| INPUT DATA |
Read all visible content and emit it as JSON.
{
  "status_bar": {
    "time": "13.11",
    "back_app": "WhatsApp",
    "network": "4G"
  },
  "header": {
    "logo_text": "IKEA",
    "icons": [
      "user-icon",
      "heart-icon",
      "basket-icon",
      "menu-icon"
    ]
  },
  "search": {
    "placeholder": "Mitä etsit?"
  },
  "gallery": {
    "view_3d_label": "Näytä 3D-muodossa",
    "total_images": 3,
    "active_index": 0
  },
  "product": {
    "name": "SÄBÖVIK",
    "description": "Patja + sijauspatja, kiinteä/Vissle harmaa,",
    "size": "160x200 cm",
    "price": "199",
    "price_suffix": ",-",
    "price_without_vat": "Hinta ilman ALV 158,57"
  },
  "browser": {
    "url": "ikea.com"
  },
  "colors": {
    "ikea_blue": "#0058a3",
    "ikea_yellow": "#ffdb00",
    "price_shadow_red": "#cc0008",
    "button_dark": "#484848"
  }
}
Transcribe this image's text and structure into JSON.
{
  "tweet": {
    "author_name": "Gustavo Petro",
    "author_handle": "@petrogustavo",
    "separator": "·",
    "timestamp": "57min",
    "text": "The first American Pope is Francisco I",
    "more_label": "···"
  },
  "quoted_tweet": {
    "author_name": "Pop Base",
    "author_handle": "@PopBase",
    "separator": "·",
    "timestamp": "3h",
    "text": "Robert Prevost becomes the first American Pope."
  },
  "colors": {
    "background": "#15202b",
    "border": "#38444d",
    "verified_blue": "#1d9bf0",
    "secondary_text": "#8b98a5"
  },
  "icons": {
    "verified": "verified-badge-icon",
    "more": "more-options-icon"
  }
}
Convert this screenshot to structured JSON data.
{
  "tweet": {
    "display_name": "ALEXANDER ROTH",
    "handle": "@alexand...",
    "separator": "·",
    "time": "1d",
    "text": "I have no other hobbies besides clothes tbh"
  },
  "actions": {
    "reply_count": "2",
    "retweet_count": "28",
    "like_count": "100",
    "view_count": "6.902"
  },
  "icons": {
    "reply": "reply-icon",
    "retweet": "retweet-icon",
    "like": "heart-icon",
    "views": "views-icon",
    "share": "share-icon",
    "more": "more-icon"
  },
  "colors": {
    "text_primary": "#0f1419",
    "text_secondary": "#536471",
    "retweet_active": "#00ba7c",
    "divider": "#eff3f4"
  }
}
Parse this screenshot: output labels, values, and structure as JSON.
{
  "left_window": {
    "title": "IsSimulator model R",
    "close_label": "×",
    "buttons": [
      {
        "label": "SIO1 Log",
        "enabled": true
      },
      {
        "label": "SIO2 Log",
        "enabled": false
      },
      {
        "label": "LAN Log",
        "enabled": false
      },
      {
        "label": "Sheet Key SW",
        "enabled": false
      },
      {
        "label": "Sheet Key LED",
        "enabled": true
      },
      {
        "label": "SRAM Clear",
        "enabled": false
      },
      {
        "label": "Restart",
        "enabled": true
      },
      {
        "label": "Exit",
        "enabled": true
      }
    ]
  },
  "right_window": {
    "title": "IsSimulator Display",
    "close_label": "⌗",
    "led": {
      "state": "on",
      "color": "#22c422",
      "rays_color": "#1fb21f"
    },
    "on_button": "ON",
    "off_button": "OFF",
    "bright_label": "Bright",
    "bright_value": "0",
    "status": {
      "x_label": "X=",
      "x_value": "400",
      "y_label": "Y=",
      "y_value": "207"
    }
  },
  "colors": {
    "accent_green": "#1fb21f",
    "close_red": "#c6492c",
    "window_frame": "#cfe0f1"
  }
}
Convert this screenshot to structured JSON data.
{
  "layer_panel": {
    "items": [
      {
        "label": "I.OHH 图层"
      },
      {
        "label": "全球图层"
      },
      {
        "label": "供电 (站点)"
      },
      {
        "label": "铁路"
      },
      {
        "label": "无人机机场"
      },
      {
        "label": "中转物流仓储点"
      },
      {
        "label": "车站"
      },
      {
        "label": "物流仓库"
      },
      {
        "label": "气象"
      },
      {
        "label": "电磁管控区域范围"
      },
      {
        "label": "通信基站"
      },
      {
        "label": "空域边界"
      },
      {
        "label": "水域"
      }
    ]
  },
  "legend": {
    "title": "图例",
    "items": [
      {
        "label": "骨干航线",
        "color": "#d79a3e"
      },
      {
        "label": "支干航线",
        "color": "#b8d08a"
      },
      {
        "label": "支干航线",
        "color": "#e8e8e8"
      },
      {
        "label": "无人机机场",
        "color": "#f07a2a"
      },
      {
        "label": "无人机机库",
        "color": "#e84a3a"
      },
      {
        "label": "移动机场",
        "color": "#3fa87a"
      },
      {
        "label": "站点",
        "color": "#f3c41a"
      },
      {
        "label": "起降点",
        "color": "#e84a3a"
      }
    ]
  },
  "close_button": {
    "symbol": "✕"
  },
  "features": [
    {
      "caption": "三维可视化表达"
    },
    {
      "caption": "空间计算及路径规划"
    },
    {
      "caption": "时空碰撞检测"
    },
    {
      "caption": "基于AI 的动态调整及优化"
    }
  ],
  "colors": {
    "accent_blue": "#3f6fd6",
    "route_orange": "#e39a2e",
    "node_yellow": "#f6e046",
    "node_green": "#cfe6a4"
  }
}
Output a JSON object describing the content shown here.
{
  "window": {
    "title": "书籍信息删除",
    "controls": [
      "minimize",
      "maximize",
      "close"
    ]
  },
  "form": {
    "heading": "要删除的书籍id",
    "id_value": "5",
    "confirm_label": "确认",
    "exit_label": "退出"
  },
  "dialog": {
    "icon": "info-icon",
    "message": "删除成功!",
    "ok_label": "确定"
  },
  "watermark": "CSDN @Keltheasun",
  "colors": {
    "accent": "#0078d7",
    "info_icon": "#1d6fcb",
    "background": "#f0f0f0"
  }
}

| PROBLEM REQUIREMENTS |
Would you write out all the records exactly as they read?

| FINAL ANSWER |
Read all visible content and emit it as JSON.
{
  "status_bar": {
    "time": "13.11",
    "back_app": "WhatsApp",
    "network": "4G"
  },
  "header": {
    "logo_text": "IKEA",
    "icons": [
      "user-icon",
      "heart-icon",
      "basket-icon",
      "menu-icon"
    ]
  },
  "search": {
    "placeholder": "Mitä etsit?"
  },
  "gallery": {
    "view_3d_label": "Näytä 3D-muodossa",
    "total_images": 3,
    "active_index": 0
  },
  "product": {
    "name": "SÄBÖVIK",
    "description": "Patja + sijauspatja, kiinteä/Vissle harmaa,",
    "size": "160x200 cm",
    "price": "199",
    "price_suffix": ",-",
    "price_without_vat": "Hinta ilman ALV 158,57"
  },
  "browser": {
    "url": "ikea.com"
  },
  "colors": {
    "ikea_blue": "#0058a3",
    "ikea_yellow": "#ffdb00",
    "price_shadow_red": "#cc0008",
    "button_dark": "#484848"
  }
}
Transcribe this image's text and structure into JSON.
{
  "tweet": {
    "author_name": "Gustavo Petro",
    "author_handle": "@petrogustavo",
    "separator": "·",
    "timestamp": "57min",
    "text": "The first American Pope is Francisco I",
    "more_label": "···"
  },
  "quoted_tweet": {
    "author_name": "Pop Base",
    "author_handle": "@PopBase",
    "separator": "·",
    "timestamp": "3h",
    "text": "Robert Prevost becomes the first American Pope."
  },
  "colors": {
    "background": "#15202b",
    "border": "#38444d",
    "verified_blue": "#1d9bf0",
    "secondary_text": "#8b98a5"
  },
  "icons": {
    "verified": "verified-badge-icon",
    "more": "more-options-icon"
  }
}
Convert this screenshot to structured JSON data.
{
  "tweet": {
    "display_name": "ALEXANDER ROTH",
    "handle": "@alexand...",
    "separator": "·",
    "time": "1d",
    "text": "I have no other hobbies besides clothes tbh"
  },
  "actions": {
    "reply_count": "2",
    "retweet_count": "28",
    "like_count": "100",
    "view_count": "6.902"
  },
  "icons": {
    "reply": "reply-icon",
    "retweet": "retweet-icon",
    "like": "heart-icon",
    "views": "views-icon",
    "share": "share-icon",
    "more": "more-icon"
  },
  "colors": {
    "text_primary": "#0f1419",
    "text_secondary": "#536471",
    "retweet_active": "#00ba7c",
    "divider": "#eff3f4"
  }
}
Parse this screenshot: output labels, values, and structure as JSON.
{
  "left_window": {
    "title": "IsSimulator model R",
    "close_label": "×",
    "buttons": [
      {
        "label": "SIO1 Log",
        "enabled": true
      },
      {
        "label": "SIO2 Log",
        "enabled": false
      },
      {
        "label": "LAN Log",
        "enabled": false
      },
      {
        "label": "Sheet Key SW",
        "enabled": false
      },
      {
        "label": "Sheet Key LED",
        "enabled": true
      },
      {
        "label": "SRAM Clear",
        "enabled": false
      },
      {
        "label": "Restart",
        "enabled": true
      },
      {
        "label": "Exit",
        "enabled": true
      }
    ]
  },
  "right_window": {
    "title": "IsSimulator Display",
    "close_label": "⌗",
    "led": {
      "state": "on",
      "color": "#22c422",
      "rays_color": "#1fb21f"
    },
    "on_button": "ON",
    "off_button": "OFF",
    "bright_label": "Bright",
    "bright_value": "0",
    "status": {
      "x_label": "X=",
      "x_value": "400",
      "y_label": "Y=",
      "y_value": "207"
    }
  },
  "colors": {
    "accent_green": "#1fb21f",
    "close_red": "#c6492c",
    "window_frame": "#cfe0f1"
  }
}
Convert this screenshot to structured JSON data.
{
  "layer_panel": {
    "items": [
      {
        "label": "I.OHH 图层"
      },
      {
        "label": "全球图层"
      },
      {
        "label": "供电 (站点)"
      },
      {
        "label": "铁路"
      },
      {
        "label": "无人机机场"
      },
      {
        "label": "中转物流仓储点"
      },
      {
        "label": "车站"
      },
      {
        "label": "物流仓库"
      },
      {
        "label": "气象"
      },
      {
        "label": "电磁管控区域范围"
      },
      {
        "label": "通信基站"
      },
      {
        "label": "空域边界"
      },
      {
        "label": "水域"
      }
    ]
  },
  "legend": {
    "title": "图例",
    "items": [
      {
        "label": "骨干航线",
        "color": "#d79a3e"
      },
      {
        "label": "支干航线",
        "color": "#b8d08a"
      },
      {
        "label": "支干航线",
        "color": "#e8e8e8"
      },
      {
        "label": "无人机机场",
        "color": "#f07a2a"
      },
      {
        "label": "无人机机库",
        "color": "#e84a3a"
      },
      {
        "label": "移动机场",
        "color": "#3fa87a"
      },
      {
        "label": "站点",
        "color": "#f3c41a"
      },
      {
        "label": "起降点",
        "color": "#e84a3a"
      }
    ]
  },
  "close_button": {
    "symbol": "✕"
  },
  "features": [
    {
      "caption": "三维可视化表达"
    },
    {
      "caption": "空间计算及路径规划"
    },
    {
      "caption": "时空碰撞检测"
    },
    {
      "caption": "基于AI 的动态调整及优化"
    }
  ],
  "colors": {
    "accent_blue": "#3f6fd6",
    "route_orange": "#e39a2e",
    "node_yellow": "#f6e046",
    "node_green": "#cfe6a4"
  }
}
Output a JSON object describing the content shown here.
{
  "window": {
    "title": "书籍信息删除",
    "controls": [
      "minimize",
      "maximize",
      "close"
    ]
  },
  "form": {
    "heading": "要删除的书籍id",
    "id_value": "5",
    "confirm_label": "确认",
    "exit_label": "退出"
  },
  "dialog": {
    "icon": "info-icon",
    "message": "删除成功!",
    "ok_label": "确定"
  },
  "watermark": "CSDN @Keltheasun",
  "colors": {
    "accent": "#0078d7",
    "info_icon": "#1d6fcb",
    "background": "#f0f0f0"
  }
}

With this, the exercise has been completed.